“I mean, she does not have an off day,” Bluder says. “She goes hard all the time. I don’t care if we’re playing the best team, the worst team. It’s in practice against our practice squad of guys. The day before a big game, and she’s diving for loose balls. She just doesn’t have that (off) switch.”
Need one more finishing case for Gustafson over Mitchell?
Here you go: Gustafson has been named Big Ten player of the week a record eight times this season.
When you start talking about something that’s never been done in the Big Ten before, that’s worth noting.
Is Gustafson the Big Ten’s player of the year?
If I had a vote, she'd have mine.
If it were a career award, a check mark for Mitchell would be hard to dispute. She has averaged at least 22 points a game all four years in Columbus.
If it’s truly an award for the player of the year, Gustafson is the right choice.
“I think the coaches that have went against Megan in the league, I think they recognize how good she is,” Bluder says. “And I think the coaches will recognize that. I do.”
She adds with a laugh, “I don’t know about you media guys.”
There is indeed a coaches vote and media vote. It’s possible Mitchell and Gustafson would split the honor. Beyond the Big Ten, Gustafson should be in prominent conversation for first-team all-America, too.
“I’d be really honored," said Gustafson, who with a season-plus remaining is 428 points away from Ally Disterhoft's school-record 2,102. "I’ve worked really hard here. … I really do see it as more of a team honor than anything. That kind of accomplishment doesn’t happen on your own.”
Hawkeyes columnist Chad Leistikow has covered sports for 23 years with The Des Moines Register, USA TODAY and Iowa City Press-Citizen. Follow @ChadLeistikow on Twitter.
By the numbers

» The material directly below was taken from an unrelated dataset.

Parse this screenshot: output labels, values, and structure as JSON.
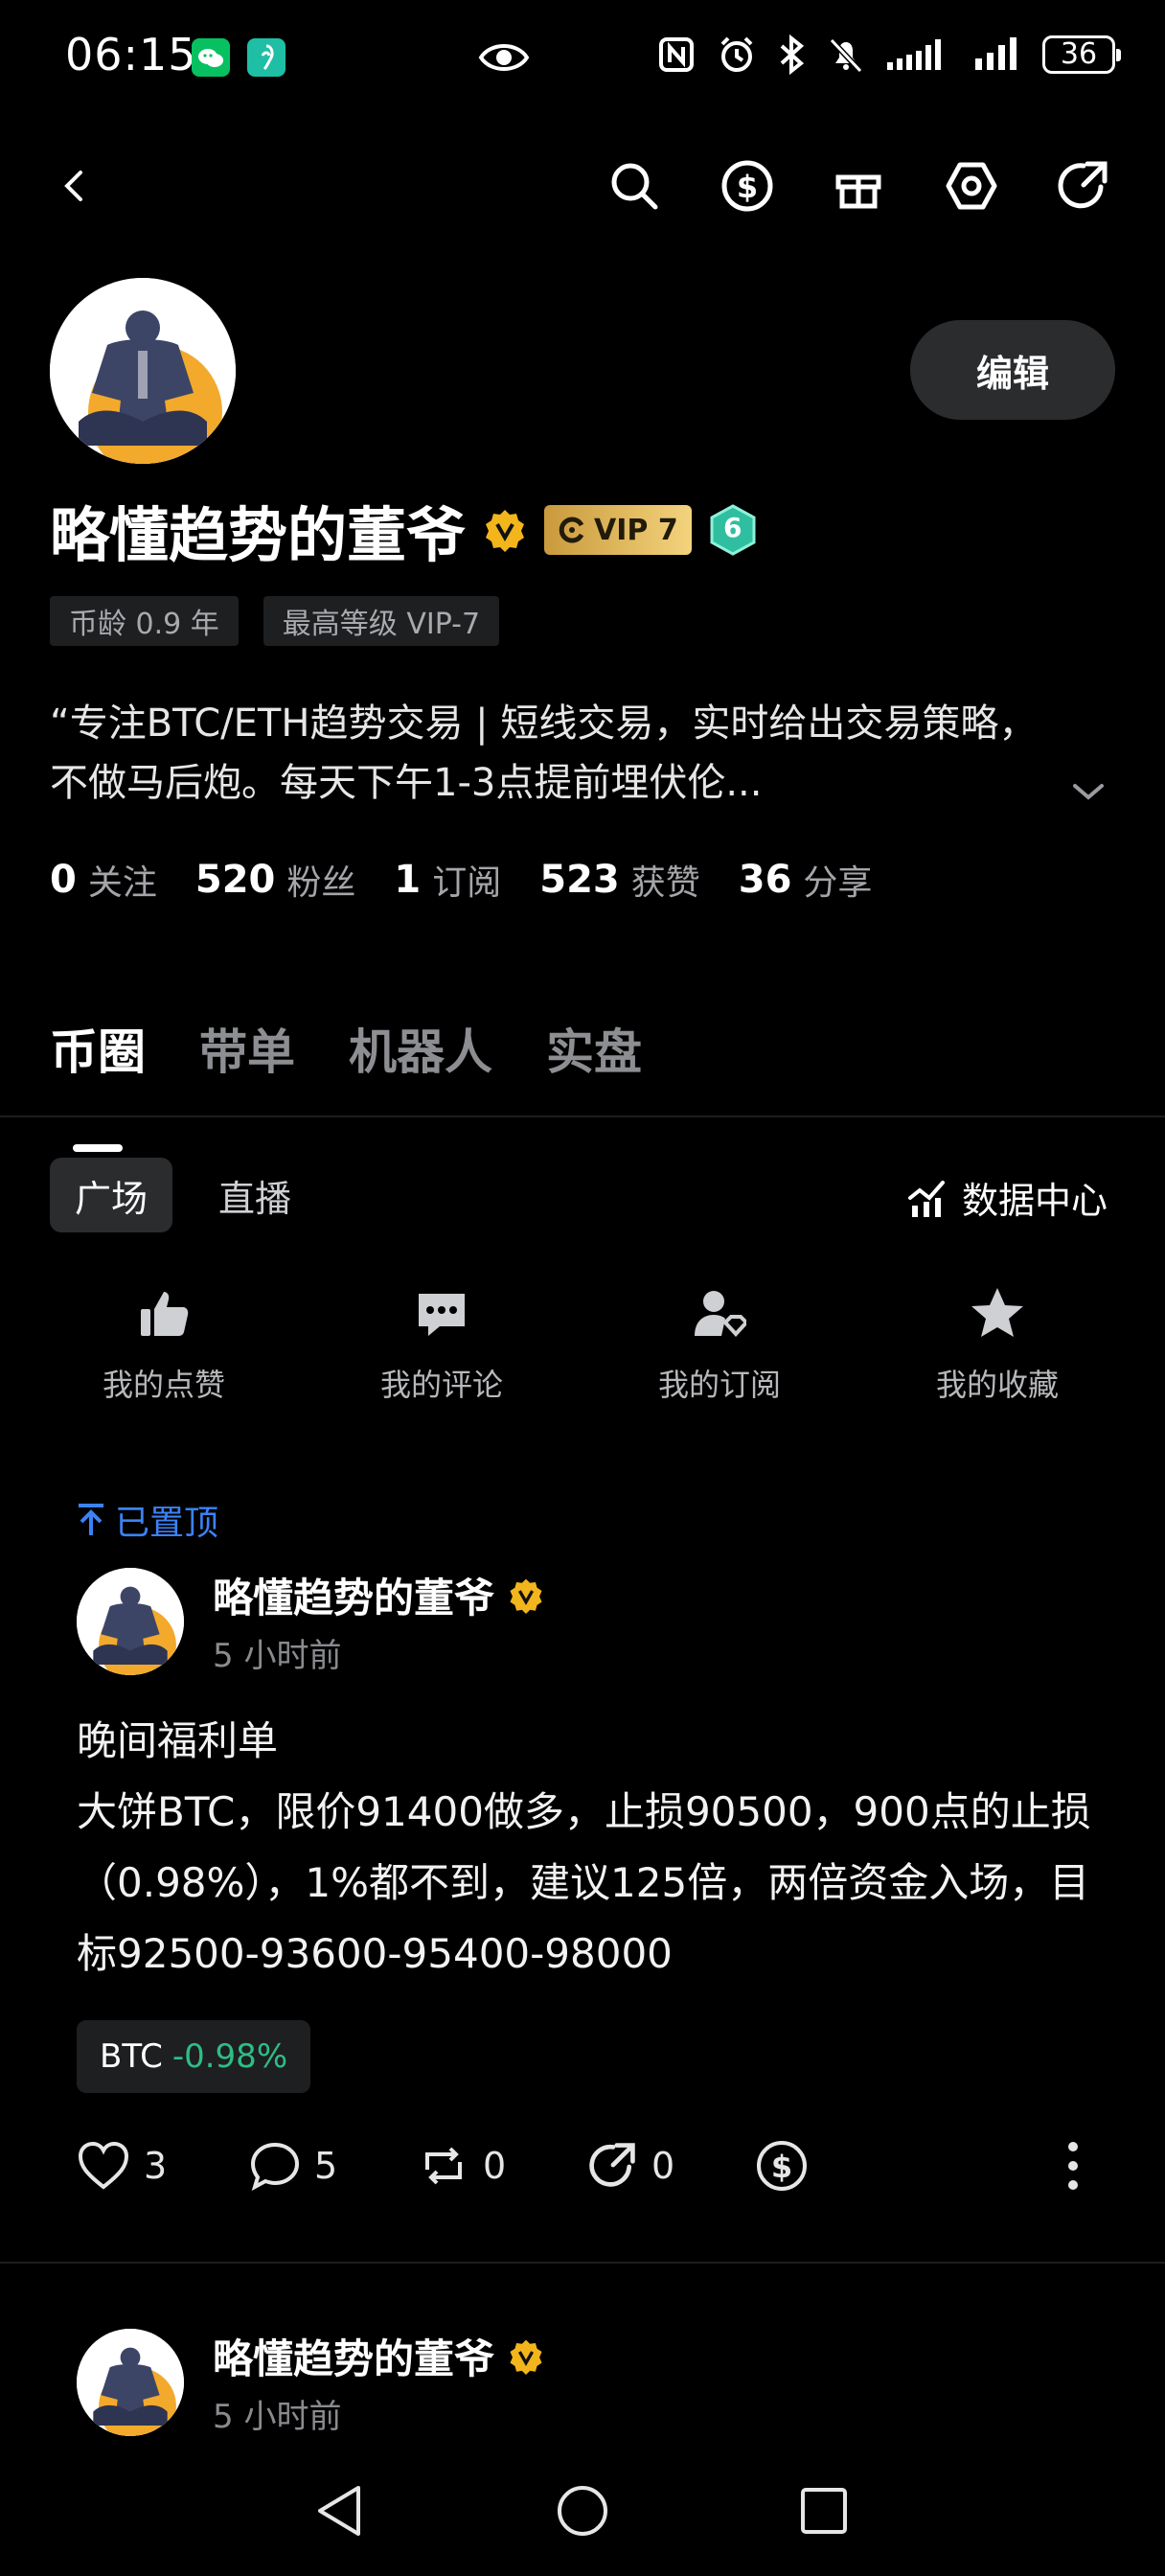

Iowa junior center Megan Gustafson ranks in the top five nationally in these eight categories (*—single-season Iowa record):
Total points: 698* (2nd)
Points per game: 24.9 (1st)
Total field goals: 270 (1st)
Field-goal percentage: 66.5 (2nd)
Total rebounds: 355* (3rd)
Rebounds per game: 12.7 (5th)
Defensive rebounds per game: 8.7 (5th)
Double-doubles: 25* (2nd)